--- DATASET RECORDS Enclosed Below ---
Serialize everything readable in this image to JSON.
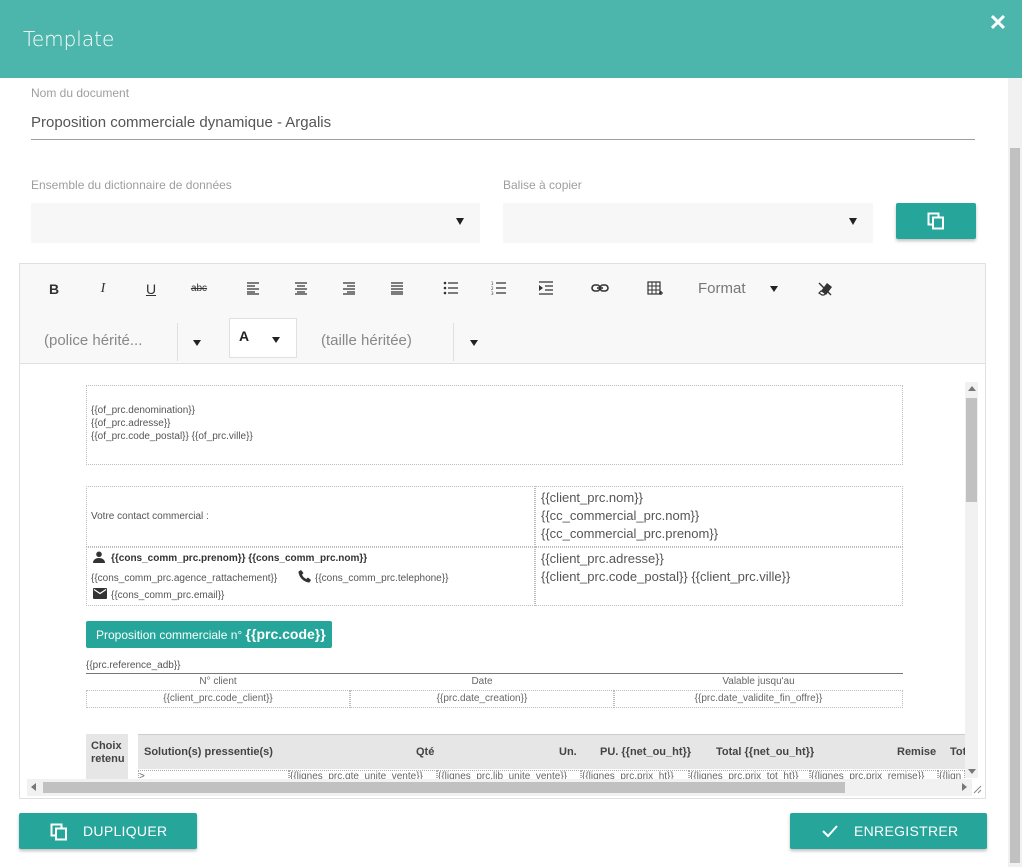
{
  "header": {
    "title": "Template",
    "close": "✕"
  },
  "document_name": {
    "label": "Nom du document",
    "value": "Proposition commerciale dynamique - Argalis"
  },
  "dictionary_select": {
    "label": "Ensemble du dictionnaire de données",
    "value": ""
  },
  "tag_select": {
    "label": "Balise à copier",
    "value": ""
  },
  "toolbar": {
    "bold": "B",
    "italic": "I",
    "underline": "U",
    "strike": "abc",
    "format": "Format",
    "font_family": "(police hérité...",
    "font_color": "A",
    "font_size": "(taille héritée)"
  },
  "content": {
    "org_lines": [
      "{{of_prc.denomination}}",
      "{{of_prc.adresse}}",
      "{{of_prc.code_postal}} {{of_prc.ville}}"
    ],
    "contact_label": "Votre contact commercial :",
    "client_name_lines": [
      "{{client_prc.nom}}",
      "{{cc_commercial_prc.nom}}",
      "{{cc_commercial_prc.prenom}}"
    ],
    "cons_name": "{{cons_comm_prc.prenom}} {{cons_comm_prc.nom}}",
    "cons_agence": "{{cons_comm_prc.agence_rattachement}}",
    "cons_tel": "{{cons_comm_prc.telephone}}",
    "cons_email": "{{cons_comm_prc.email}}",
    "client_addr_lines": [
      "{{client_prc.adresse}}",
      "{{client_prc.code_postal}} {{client_prc.ville}}"
    ],
    "banner_prefix": "Proposition commerciale n°",
    "banner_code": "{{prc.code}}",
    "reference": "{{prc.reference_adb}}",
    "info_headers": [
      "N° client",
      "Date",
      "Valable jusqu'au"
    ],
    "info_values": [
      "{{client_prc.code_client}}",
      "{{prc.date_creation}}",
      "{{prc.date_validite_fin_offre}}"
    ],
    "choix_header": "Choix retenu",
    "table_headers": [
      "Solution(s) pressentie(s)",
      "Qté",
      "Un.",
      "PU. {{net_ou_ht}}",
      "Total {{net_ou_ht}}",
      "Remise",
      "Tot"
    ],
    "table_row": [
      ">",
      "{{lignes_prc.qte_unite_vente}}",
      "{{lignes_prc.lib_unite_vente}}",
      "{{lignes_prc.prix_ht}}",
      "{{lignes_prc.prix_tot_ht}}",
      "{{lignes_prc.prix_remise}}",
      "{{lign"
    ]
  },
  "footer": {
    "duplicate": "DUPLIQUER",
    "save": "ENREGISTRER"
  }
}
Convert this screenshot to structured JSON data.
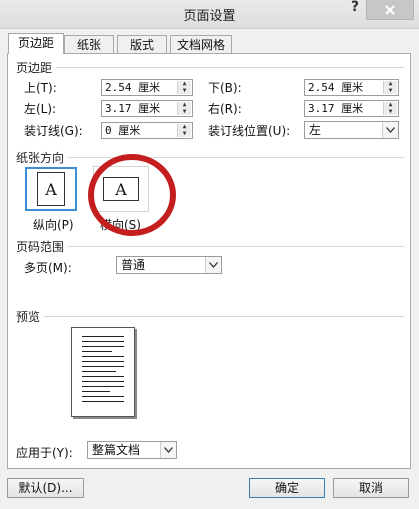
{
  "window": {
    "title": "页面设置",
    "help": "?"
  },
  "tabs": [
    {
      "label": "页边距",
      "active": true
    },
    {
      "label": "纸张"
    },
    {
      "label": "版式"
    },
    {
      "label": "文档网格"
    }
  ],
  "margins": {
    "section_title": "页边距",
    "top": {
      "label": "上(T):",
      "value": "2.54 厘米"
    },
    "bottom": {
      "label": "下(B):",
      "value": "2.54 厘米"
    },
    "left": {
      "label": "左(L):",
      "value": "3.17 厘米"
    },
    "right": {
      "label": "右(R):",
      "value": "3.17 厘米"
    },
    "gutter": {
      "label": "装订线(G):",
      "value": "0 厘米"
    },
    "gutter_pos": {
      "label": "装订线位置(U):",
      "value": "左"
    }
  },
  "orientation": {
    "section_title": "纸张方向",
    "glyph": "A",
    "portrait_label": "纵向(P)",
    "landscape_label": "横向(S)"
  },
  "pages": {
    "section_title": "页码范围",
    "multiple_label": "多页(M):",
    "multiple_value": "普通"
  },
  "preview": {
    "section_title": "预览"
  },
  "apply": {
    "label": "应用于(Y):",
    "value": "整篇文档"
  },
  "buttons": {
    "default": "默认(D)...",
    "ok": "确定",
    "cancel": "取消"
  },
  "colors": {
    "highlight_circle": "#c41e1e",
    "selected_border": "#3c8fd6"
  }
}
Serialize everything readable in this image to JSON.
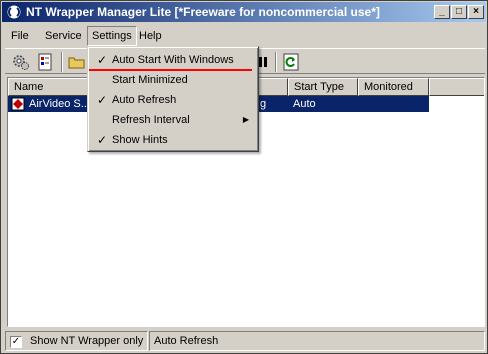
{
  "window": {
    "title": "NT Wrapper Manager Lite [*Freeware for noncommercial use*]",
    "minimize": "_",
    "maximize": "□",
    "close": "×"
  },
  "menubar": {
    "file": "File",
    "service": "Service",
    "settings": "Settings",
    "help": "Help"
  },
  "settings_menu": {
    "items": [
      {
        "label": "Auto Start With Windows",
        "checked": true,
        "check": "✓"
      },
      {
        "label": "Start Minimized",
        "checked": false,
        "check": ""
      },
      {
        "label": "Auto Refresh",
        "checked": true,
        "check": "✓"
      },
      {
        "label": "Refresh Interval",
        "checked": false,
        "check": "",
        "submenu": "▶"
      },
      {
        "label": "Show Hints",
        "checked": true,
        "check": "✓"
      }
    ]
  },
  "list": {
    "columns": [
      "Name",
      "",
      "",
      "Start Type",
      "Monitored"
    ],
    "rows": [
      {
        "name": "AirVideo S...",
        "status": "g",
        "start_type": "Auto",
        "monitored": ""
      }
    ]
  },
  "statusbar": {
    "show_nt_wrapper_only": "Show NT Wrapper only",
    "show_nt_wrapper_checked": "✓",
    "auto_refresh": "Auto Refresh"
  },
  "colors": {
    "selection": "#0a246a",
    "titlebar_start": "#0a246a",
    "titlebar_end": "#a6caf0",
    "face": "#d4d0c8",
    "annotation": "#ff0000"
  }
}
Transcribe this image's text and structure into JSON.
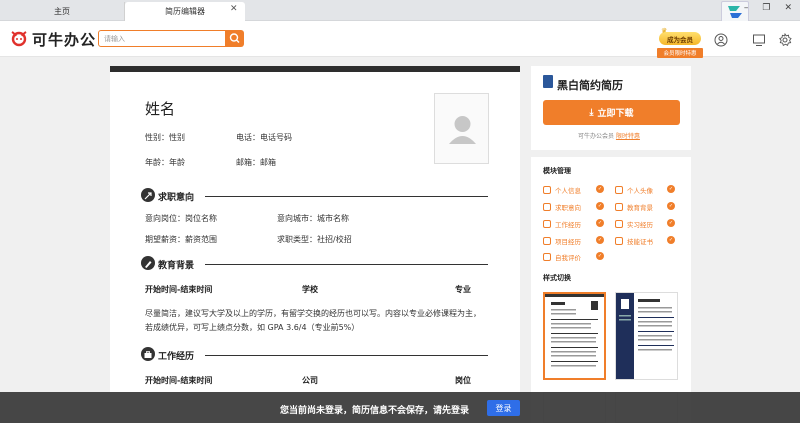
{
  "tabs": [
    {
      "label": "主页"
    },
    {
      "label": "简历编辑器"
    }
  ],
  "tab_close": "✕",
  "window_controls": [
    "–",
    "❐",
    "✕"
  ],
  "logo": {
    "text": "可牛办公"
  },
  "search": {
    "placeholder": "请输入"
  },
  "vip": {
    "label": "成为会员",
    "promo": "会员限时特惠"
  },
  "resume": {
    "name": "姓名",
    "gender": "性别：性别",
    "phone": "电话：电话号码",
    "age": "年龄：年龄",
    "email": "邮箱：邮箱",
    "sections": {
      "intent": {
        "title": "求职意向",
        "position": "意向岗位：岗位名称",
        "city": "意向城市：城市名称",
        "salary": "期望薪资：薪资范围",
        "type": "求职类型：社招/校招"
      },
      "education": {
        "title": "教育背景",
        "columns": [
          "开始时间-结束时间",
          "学校",
          "专业"
        ],
        "desc_line1": "尽量简洁，建议写大学及以上的学历，有留学交换的经历也可以写。内容以专业必修课程为主，",
        "desc_line2": "若成绩优异，可写上绩点分数，如 GPA 3.6/4（专业前5%）"
      },
      "work": {
        "title": "工作经历",
        "columns": [
          "开始时间-结束时间",
          "公司",
          "岗位"
        ]
      }
    }
  },
  "download": {
    "title": "黑白简约简历",
    "button": "立即下载",
    "note": "可牛办公会员",
    "note_link": "限时特惠"
  },
  "modules": {
    "title": "模块管理",
    "items": [
      {
        "label": "个人信息"
      },
      {
        "label": "个人头像"
      },
      {
        "label": "求职意向"
      },
      {
        "label": "教育背景"
      },
      {
        "label": "工作经历"
      },
      {
        "label": "实习经历"
      },
      {
        "label": "项目经历"
      },
      {
        "label": "技能证书"
      },
      {
        "label": "自我评价"
      }
    ],
    "check": "✓"
  },
  "styles": {
    "title": "样式切换"
  },
  "banner": {
    "text": "您当前尚未登录，简历信息不会保存，请先登录",
    "login": "登录"
  },
  "colors": {
    "accent": "#f07e2a",
    "dark": "#2e2e2e",
    "login": "#2f6ee8"
  }
}
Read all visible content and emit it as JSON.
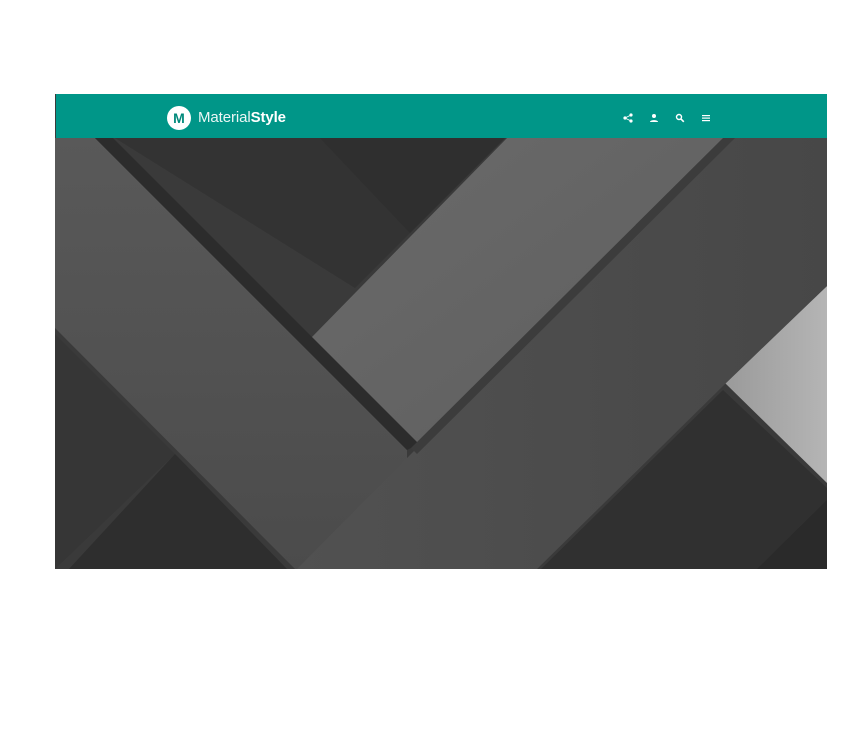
{
  "brand": {
    "logo_letter": "M",
    "name_light": "Material",
    "name_bold": "Style"
  },
  "toolbar": {
    "actions": [
      {
        "icon": "share-icon"
      },
      {
        "icon": "person-icon"
      },
      {
        "icon": "search-icon"
      },
      {
        "icon": "menu-icon"
      }
    ]
  },
  "colors": {
    "appbar": "#009688",
    "background": "#ffffff",
    "hero_dark": "#333333",
    "hero_mid": "#4a4a4a",
    "hero_light": "#656565"
  }
}
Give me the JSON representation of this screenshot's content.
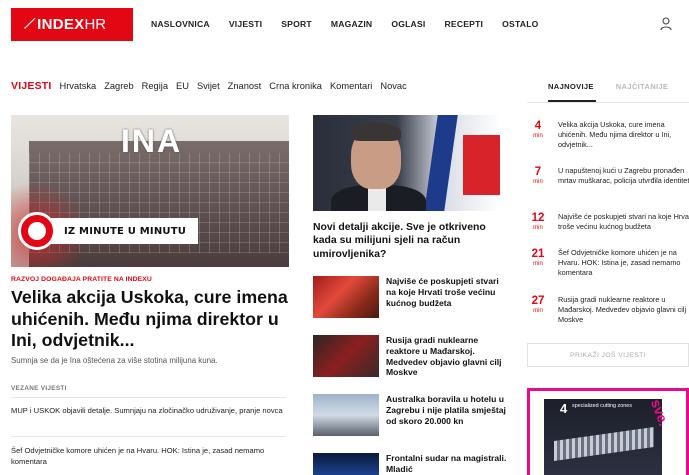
{
  "header": {
    "logo": {
      "brand_bold": "INDEX",
      "brand_light": "HR"
    },
    "nav": [
      "NASLOVNICA",
      "VIJESTI",
      "SPORT",
      "MAGAZIN",
      "OGLASI",
      "RECEPTI",
      "OSTALO"
    ]
  },
  "section_nav": {
    "title": "VIJESTI",
    "items": [
      "Hrvatska",
      "Zagreb",
      "Regija",
      "EU",
      "Svijet",
      "Znanost",
      "Crna kronika",
      "Komentari",
      "Novac"
    ]
  },
  "side_tabs": {
    "active": "NAJNOVIJE",
    "inactive": "NAJČITANIJE"
  },
  "hero": {
    "image_text": "INA",
    "badge": "IZ MINUTE U MINUTU",
    "kicker": "RAZVOJ DOGAĐAJA PRATITE NA INDEXU",
    "title": "Velika akcija Uskoka, cure imena uhićenih. Među njima direktor u Ini, odvjetnik...",
    "lead": "Sumnja se da je Ina oštećena za više stotina milijuna kuna.",
    "related_heading": "VEZANE VIJESTI",
    "related": [
      "MUP i USKOK objavili detalje. Sumnjaju na zločinačko udruživanje, pranje novca",
      "Šef Odvjetničke komore uhićen je na Hvaru. HOK: Istina je, zasad nemamo komentara"
    ]
  },
  "middle": {
    "main_title": "Novi detalji akcije. Sve je otkriveno kada su milijuni sjeli na račun umirovljenika?",
    "items": [
      {
        "title": "Najviše će poskupjeti stvari na koje Hrvati troše većinu kućnog budžeta"
      },
      {
        "title": "Rusija gradi nuklearne reaktore u Mađarskoj. Medvedev objavio glavni cilj Moskve"
      },
      {
        "title": "Australka boravila u hotelu u Zagrebu i nije platila smještaj od skoro 20.000 kn"
      },
      {
        "title": "Frontalni sudar na magistrali. Mladić"
      }
    ]
  },
  "latest": {
    "unit": "min",
    "items": [
      {
        "minutes": "4",
        "title": "Velika akcija Uskoka, cure imena uhićenih. Među njima direktor u Ini, odvjetnik..."
      },
      {
        "minutes": "7",
        "title": "U napuštenoj kući u Zagrebu pronađen mrtav muškarac, policija utvrđila identitet"
      },
      {
        "minutes": "12",
        "title": "Najviše će poskupjeti stvari na koje Hrvati troše većinu kućnog budžeta"
      },
      {
        "minutes": "21",
        "title": "Šef Odvjetničke komore uhićen je na Hvaru. HOK: Istina je, zasad nemamo komentara"
      },
      {
        "minutes": "27",
        "title": "Rusija gradi nuklearne reaktore u Mađarskoj. Medvedev objavio glavni cilj Moskve"
      }
    ],
    "more_label": "PRIKAŽI JOŠ VIJESTI"
  },
  "ad": {
    "number": "4",
    "text": "specialized cutting zones",
    "brand": "sve."
  },
  "colors": {
    "brand_red": "#e30613",
    "ad_pink": "#e90a8a"
  }
}
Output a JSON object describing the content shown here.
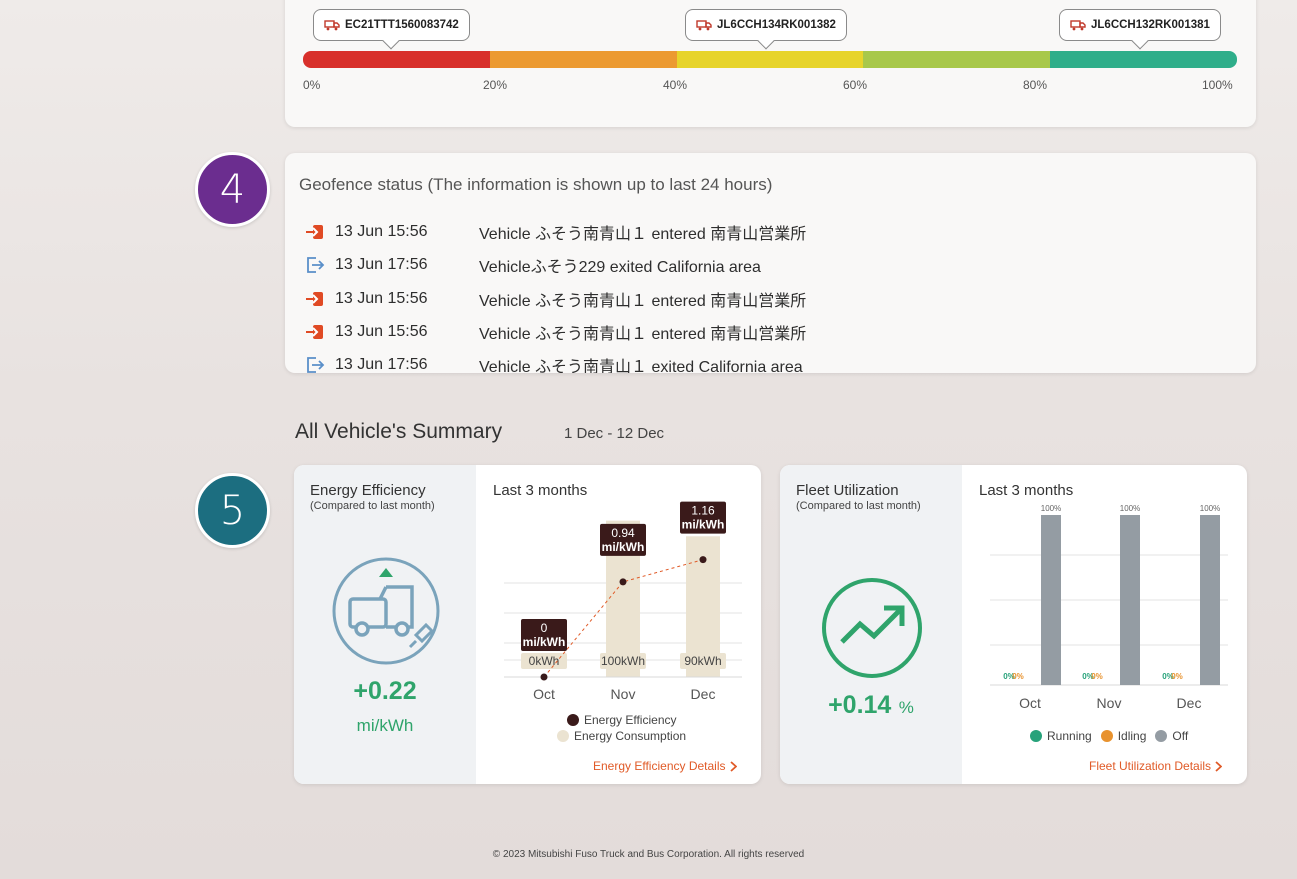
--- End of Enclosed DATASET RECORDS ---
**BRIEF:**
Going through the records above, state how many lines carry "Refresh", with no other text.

**THE COMPLETED TASK:**
3